• Exercise description: Filter the records down to the lines that hold the word "woman", and copy each of those lines.

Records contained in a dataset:

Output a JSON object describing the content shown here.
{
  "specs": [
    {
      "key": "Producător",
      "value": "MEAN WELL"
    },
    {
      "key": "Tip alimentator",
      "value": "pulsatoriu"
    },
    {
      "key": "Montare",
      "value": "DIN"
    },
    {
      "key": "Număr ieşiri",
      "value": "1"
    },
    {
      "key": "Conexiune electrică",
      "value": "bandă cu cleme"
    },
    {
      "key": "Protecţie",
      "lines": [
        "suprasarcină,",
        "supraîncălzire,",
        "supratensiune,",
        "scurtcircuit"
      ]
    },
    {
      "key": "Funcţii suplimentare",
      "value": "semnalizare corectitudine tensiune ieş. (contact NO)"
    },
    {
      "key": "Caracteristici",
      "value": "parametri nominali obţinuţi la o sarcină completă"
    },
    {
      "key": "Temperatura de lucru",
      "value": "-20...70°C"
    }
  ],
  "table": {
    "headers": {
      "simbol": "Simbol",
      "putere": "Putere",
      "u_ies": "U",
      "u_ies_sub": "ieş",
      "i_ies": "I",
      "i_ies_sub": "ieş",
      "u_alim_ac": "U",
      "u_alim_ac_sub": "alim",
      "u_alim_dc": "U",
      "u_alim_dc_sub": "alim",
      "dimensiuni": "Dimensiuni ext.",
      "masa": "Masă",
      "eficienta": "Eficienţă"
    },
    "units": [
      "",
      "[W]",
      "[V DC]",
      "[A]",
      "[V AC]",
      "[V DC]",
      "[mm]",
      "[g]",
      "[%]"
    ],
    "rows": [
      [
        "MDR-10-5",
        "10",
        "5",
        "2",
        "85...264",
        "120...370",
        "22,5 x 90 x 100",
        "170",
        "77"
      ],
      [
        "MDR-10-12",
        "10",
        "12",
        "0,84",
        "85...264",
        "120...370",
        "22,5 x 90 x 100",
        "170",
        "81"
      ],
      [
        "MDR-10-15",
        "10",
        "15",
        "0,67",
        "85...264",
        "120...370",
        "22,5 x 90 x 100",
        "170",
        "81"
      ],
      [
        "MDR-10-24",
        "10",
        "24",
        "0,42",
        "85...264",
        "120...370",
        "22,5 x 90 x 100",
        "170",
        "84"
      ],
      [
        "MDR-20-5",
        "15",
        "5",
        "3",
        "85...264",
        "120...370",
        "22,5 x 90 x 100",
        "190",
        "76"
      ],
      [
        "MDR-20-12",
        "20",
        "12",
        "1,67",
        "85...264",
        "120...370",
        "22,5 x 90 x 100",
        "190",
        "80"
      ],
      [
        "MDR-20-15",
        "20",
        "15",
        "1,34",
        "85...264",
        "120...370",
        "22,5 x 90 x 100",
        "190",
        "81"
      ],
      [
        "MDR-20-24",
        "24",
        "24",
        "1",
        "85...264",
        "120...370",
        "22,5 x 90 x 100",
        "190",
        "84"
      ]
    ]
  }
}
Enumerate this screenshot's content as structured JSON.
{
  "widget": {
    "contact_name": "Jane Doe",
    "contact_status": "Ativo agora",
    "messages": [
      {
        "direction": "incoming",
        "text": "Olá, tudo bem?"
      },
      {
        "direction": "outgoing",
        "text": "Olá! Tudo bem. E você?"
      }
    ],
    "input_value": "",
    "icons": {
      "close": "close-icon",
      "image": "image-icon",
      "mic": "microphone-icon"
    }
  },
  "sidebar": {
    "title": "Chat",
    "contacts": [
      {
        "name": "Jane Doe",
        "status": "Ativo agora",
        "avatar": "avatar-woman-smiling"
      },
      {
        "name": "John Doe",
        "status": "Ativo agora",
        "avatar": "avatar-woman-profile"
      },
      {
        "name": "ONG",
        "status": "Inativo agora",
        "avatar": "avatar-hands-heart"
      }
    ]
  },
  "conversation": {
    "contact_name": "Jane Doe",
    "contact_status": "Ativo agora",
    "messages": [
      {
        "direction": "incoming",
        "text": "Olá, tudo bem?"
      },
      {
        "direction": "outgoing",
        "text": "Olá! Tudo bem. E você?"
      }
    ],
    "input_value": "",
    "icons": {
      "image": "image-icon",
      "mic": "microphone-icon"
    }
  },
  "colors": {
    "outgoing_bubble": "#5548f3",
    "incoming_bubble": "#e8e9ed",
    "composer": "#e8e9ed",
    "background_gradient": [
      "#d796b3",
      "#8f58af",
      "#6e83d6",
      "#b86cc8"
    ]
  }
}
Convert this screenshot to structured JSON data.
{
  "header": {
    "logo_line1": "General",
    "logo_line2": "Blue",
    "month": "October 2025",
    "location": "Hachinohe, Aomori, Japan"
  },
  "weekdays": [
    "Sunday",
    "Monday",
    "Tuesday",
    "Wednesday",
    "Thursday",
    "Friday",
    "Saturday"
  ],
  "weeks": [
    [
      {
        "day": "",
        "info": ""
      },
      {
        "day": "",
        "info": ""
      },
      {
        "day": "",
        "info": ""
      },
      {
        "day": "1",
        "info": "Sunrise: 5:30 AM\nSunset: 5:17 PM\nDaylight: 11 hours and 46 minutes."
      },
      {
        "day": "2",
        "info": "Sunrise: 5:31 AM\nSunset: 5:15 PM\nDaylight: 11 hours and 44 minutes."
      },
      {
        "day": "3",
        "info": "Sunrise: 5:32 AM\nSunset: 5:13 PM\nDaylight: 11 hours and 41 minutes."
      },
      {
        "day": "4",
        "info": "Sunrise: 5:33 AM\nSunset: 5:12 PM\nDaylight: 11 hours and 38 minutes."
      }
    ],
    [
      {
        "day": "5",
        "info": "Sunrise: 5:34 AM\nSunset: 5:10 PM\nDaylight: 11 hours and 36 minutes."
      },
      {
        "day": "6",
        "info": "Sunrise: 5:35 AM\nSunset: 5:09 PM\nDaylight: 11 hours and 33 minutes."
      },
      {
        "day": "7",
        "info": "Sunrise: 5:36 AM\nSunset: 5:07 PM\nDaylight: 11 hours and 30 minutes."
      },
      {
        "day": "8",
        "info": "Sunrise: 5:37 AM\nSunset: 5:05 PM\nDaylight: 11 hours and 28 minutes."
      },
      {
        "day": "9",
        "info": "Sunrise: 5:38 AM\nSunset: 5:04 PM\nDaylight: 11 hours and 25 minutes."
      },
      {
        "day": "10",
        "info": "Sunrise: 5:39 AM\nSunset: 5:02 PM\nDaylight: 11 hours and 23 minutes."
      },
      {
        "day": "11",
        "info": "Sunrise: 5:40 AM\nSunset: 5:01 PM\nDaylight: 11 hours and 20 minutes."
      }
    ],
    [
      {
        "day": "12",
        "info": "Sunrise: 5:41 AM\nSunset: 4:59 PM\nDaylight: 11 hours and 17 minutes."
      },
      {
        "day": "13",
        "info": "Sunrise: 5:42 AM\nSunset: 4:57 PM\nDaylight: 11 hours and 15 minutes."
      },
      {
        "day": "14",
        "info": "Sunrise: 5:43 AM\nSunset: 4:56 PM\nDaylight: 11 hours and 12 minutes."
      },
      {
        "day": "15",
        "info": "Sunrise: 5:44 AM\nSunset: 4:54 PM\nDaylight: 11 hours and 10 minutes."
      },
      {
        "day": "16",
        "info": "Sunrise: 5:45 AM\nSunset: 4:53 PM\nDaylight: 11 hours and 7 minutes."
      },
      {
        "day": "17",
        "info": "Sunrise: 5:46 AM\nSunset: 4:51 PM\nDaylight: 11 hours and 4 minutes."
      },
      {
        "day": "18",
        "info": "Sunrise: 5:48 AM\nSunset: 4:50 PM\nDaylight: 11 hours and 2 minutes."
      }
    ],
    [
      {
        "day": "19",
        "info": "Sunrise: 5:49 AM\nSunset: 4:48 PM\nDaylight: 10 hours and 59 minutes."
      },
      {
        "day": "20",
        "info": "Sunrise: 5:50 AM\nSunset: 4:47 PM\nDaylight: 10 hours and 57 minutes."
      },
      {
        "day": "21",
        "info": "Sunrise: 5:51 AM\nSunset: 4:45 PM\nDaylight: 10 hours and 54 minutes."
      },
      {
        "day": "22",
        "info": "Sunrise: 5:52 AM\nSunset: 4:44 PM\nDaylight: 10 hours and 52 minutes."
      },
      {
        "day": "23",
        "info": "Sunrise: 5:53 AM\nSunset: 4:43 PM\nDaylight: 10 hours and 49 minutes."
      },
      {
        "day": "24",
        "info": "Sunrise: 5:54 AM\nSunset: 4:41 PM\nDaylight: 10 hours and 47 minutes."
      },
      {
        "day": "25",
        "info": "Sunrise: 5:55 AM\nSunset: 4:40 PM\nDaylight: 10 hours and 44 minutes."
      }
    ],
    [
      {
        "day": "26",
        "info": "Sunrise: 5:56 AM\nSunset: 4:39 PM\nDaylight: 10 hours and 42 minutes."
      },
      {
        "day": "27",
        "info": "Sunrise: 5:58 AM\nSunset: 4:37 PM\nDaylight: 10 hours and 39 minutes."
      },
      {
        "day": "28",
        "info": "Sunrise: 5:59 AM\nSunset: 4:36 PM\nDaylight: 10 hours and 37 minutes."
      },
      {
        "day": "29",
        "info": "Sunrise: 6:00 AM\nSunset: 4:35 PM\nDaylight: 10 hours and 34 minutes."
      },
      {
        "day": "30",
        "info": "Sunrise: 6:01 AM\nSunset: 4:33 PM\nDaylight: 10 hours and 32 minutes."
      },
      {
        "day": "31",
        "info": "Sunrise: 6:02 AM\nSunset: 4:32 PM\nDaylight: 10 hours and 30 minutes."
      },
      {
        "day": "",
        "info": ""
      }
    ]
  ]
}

• Solution to the problem:
        "avatar": "avatar-woman-smiling"
        "avatar": "avatar-woman-profile"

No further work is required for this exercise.